--- Input records Enclosed Below ---

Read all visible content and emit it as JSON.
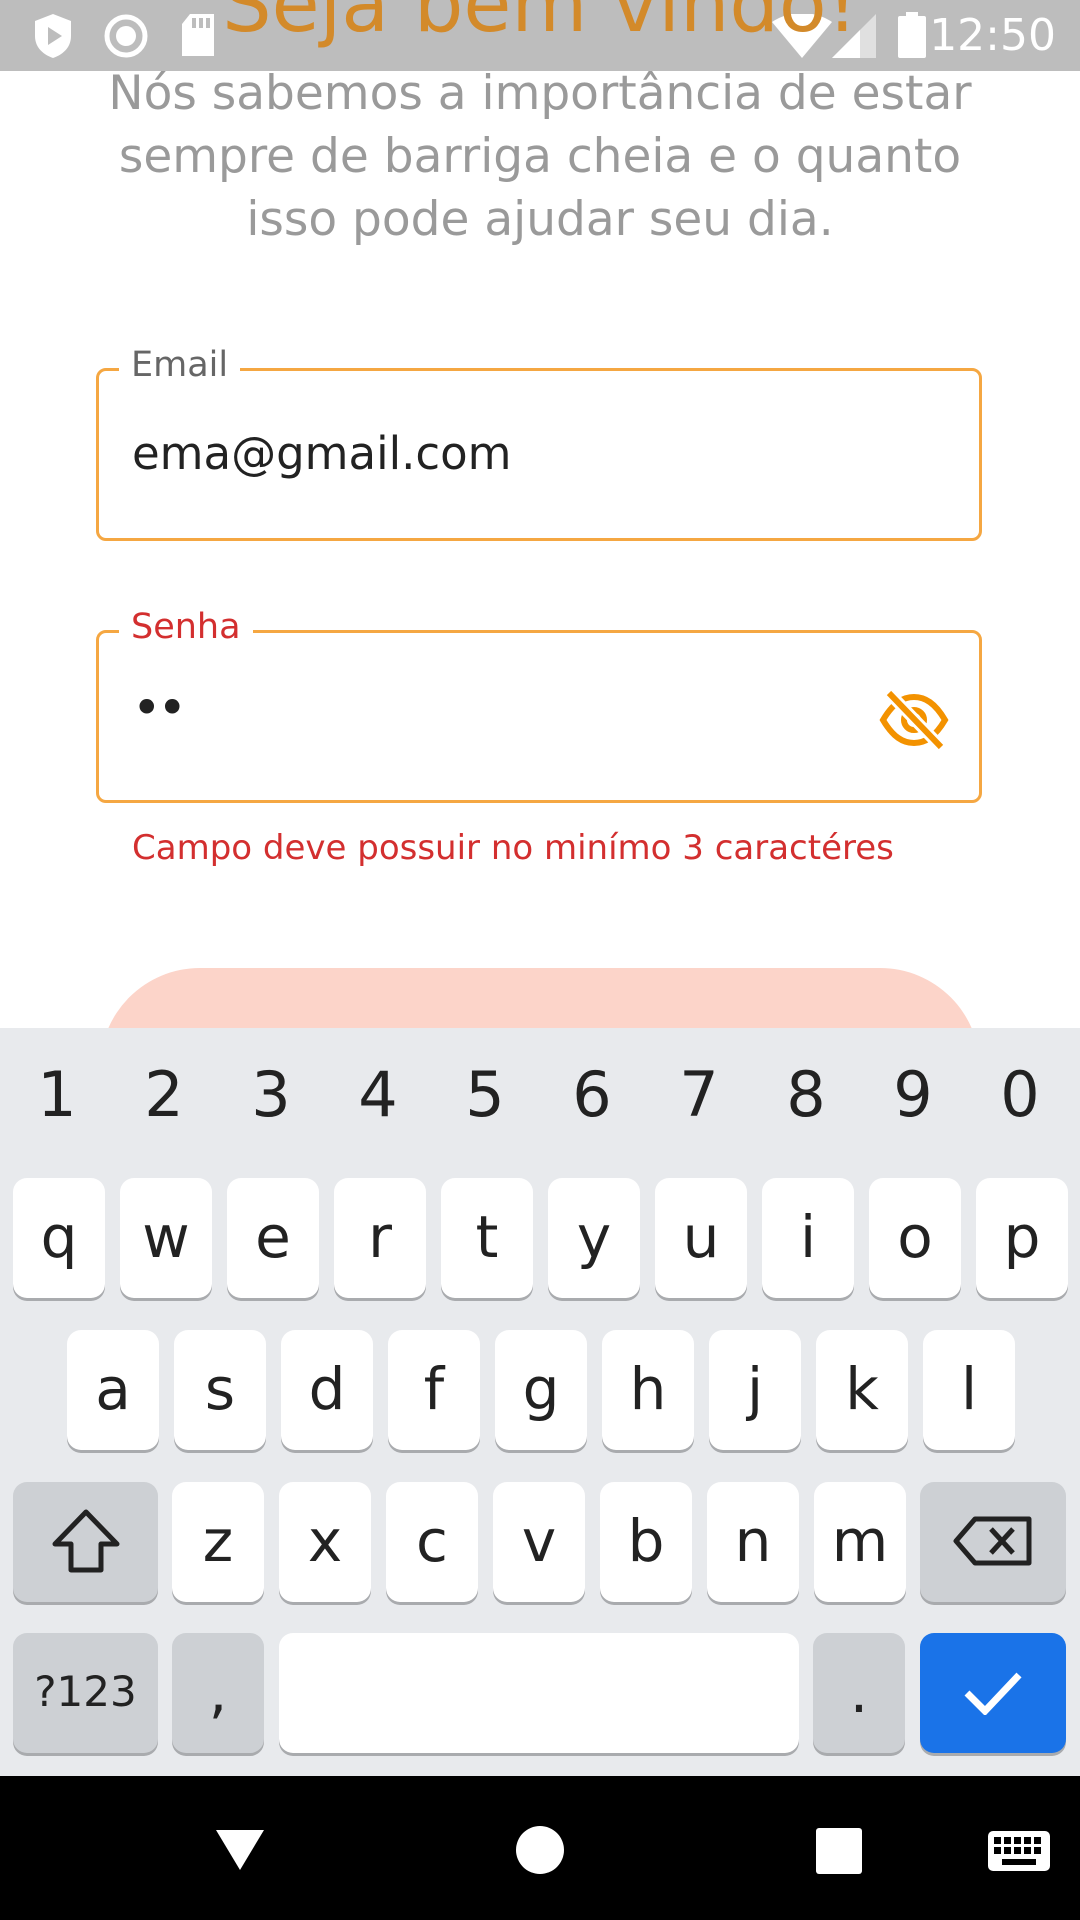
{
  "status_bar": {
    "time": "12:50",
    "icons": [
      "play-protect-icon",
      "record-icon",
      "sd-card-icon",
      "wifi-icon",
      "signal-icon",
      "battery-icon"
    ]
  },
  "page": {
    "welcome_title": "Seja bem vindo!",
    "intro_text": "Nós sabemos a importância de estar sempre de barriga cheia e o quanto isso pode ajudar seu dia."
  },
  "form": {
    "email": {
      "label": "Email",
      "value": "ema@gmail.com",
      "label_color": "#666666"
    },
    "password": {
      "label": "Senha",
      "value": "••",
      "label_color": "#d32f2f",
      "toggle_icon": "eye-off-icon"
    },
    "error": "Campo deve possuir no minímo 3 caractéres",
    "accent_color": "#f5a742",
    "button_color": "#fcd4c9"
  },
  "keyboard": {
    "numbers": [
      "1",
      "2",
      "3",
      "4",
      "5",
      "6",
      "7",
      "8",
      "9",
      "0"
    ],
    "row1": [
      "q",
      "w",
      "e",
      "r",
      "t",
      "y",
      "u",
      "i",
      "o",
      "p"
    ],
    "row2": [
      "a",
      "s",
      "d",
      "f",
      "g",
      "h",
      "j",
      "k",
      "l"
    ],
    "row3": [
      "z",
      "x",
      "c",
      "v",
      "b",
      "n",
      "m"
    ],
    "symbols_key": "?123",
    "comma_key": ",",
    "period_key": ".",
    "shift_icon": "shift-icon",
    "backspace_icon": "backspace-icon",
    "enter_icon": "checkmark-icon"
  },
  "nav_bar": {
    "icons": [
      "back-icon",
      "home-icon",
      "recents-icon",
      "keyboard-switch-icon"
    ]
  }
}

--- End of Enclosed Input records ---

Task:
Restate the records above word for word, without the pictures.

Answer:
Read all visible content and emit it as JSON.
{
  "status_bar": {
    "time": "12:50",
    "icons": [
      "play-protect-icon",
      "record-icon",
      "sd-card-icon",
      "wifi-icon",
      "signal-icon",
      "battery-icon"
    ]
  },
  "page": {
    "welcome_title": "Seja bem vindo!",
    "intro_text": "Nós sabemos a importância de estar sempre de barriga cheia e o quanto isso pode ajudar seu dia."
  },
  "form": {
    "email": {
      "label": "Email",
      "value": "ema@gmail.com",
      "label_color": "#666666"
    },
    "password": {
      "label": "Senha",
      "value": "••",
      "label_color": "#d32f2f",
      "toggle_icon": "eye-off-icon"
    },
    "error": "Campo deve possuir no minímo 3 caractéres",
    "accent_color": "#f5a742",
    "button_color": "#fcd4c9"
  },
  "keyboard": {
    "numbers": [
      "1",
      "2",
      "3",
      "4",
      "5",
      "6",
      "7",
      "8",
      "9",
      "0"
    ],
    "row1": [
      "q",
      "w",
      "e",
      "r",
      "t",
      "y",
      "u",
      "i",
      "o",
      "p"
    ],
    "row2": [
      "a",
      "s",
      "d",
      "f",
      "g",
      "h",
      "j",
      "k",
      "l"
    ],
    "row3": [
      "z",
      "x",
      "c",
      "v",
      "b",
      "n",
      "m"
    ],
    "symbols_key": "?123",
    "comma_key": ",",
    "period_key": ".",
    "shift_icon": "shift-icon",
    "backspace_icon": "backspace-icon",
    "enter_icon": "checkmark-icon"
  },
  "nav_bar": {
    "icons": [
      "back-icon",
      "home-icon",
      "recents-icon",
      "keyboard-switch-icon"
    ]
  }
}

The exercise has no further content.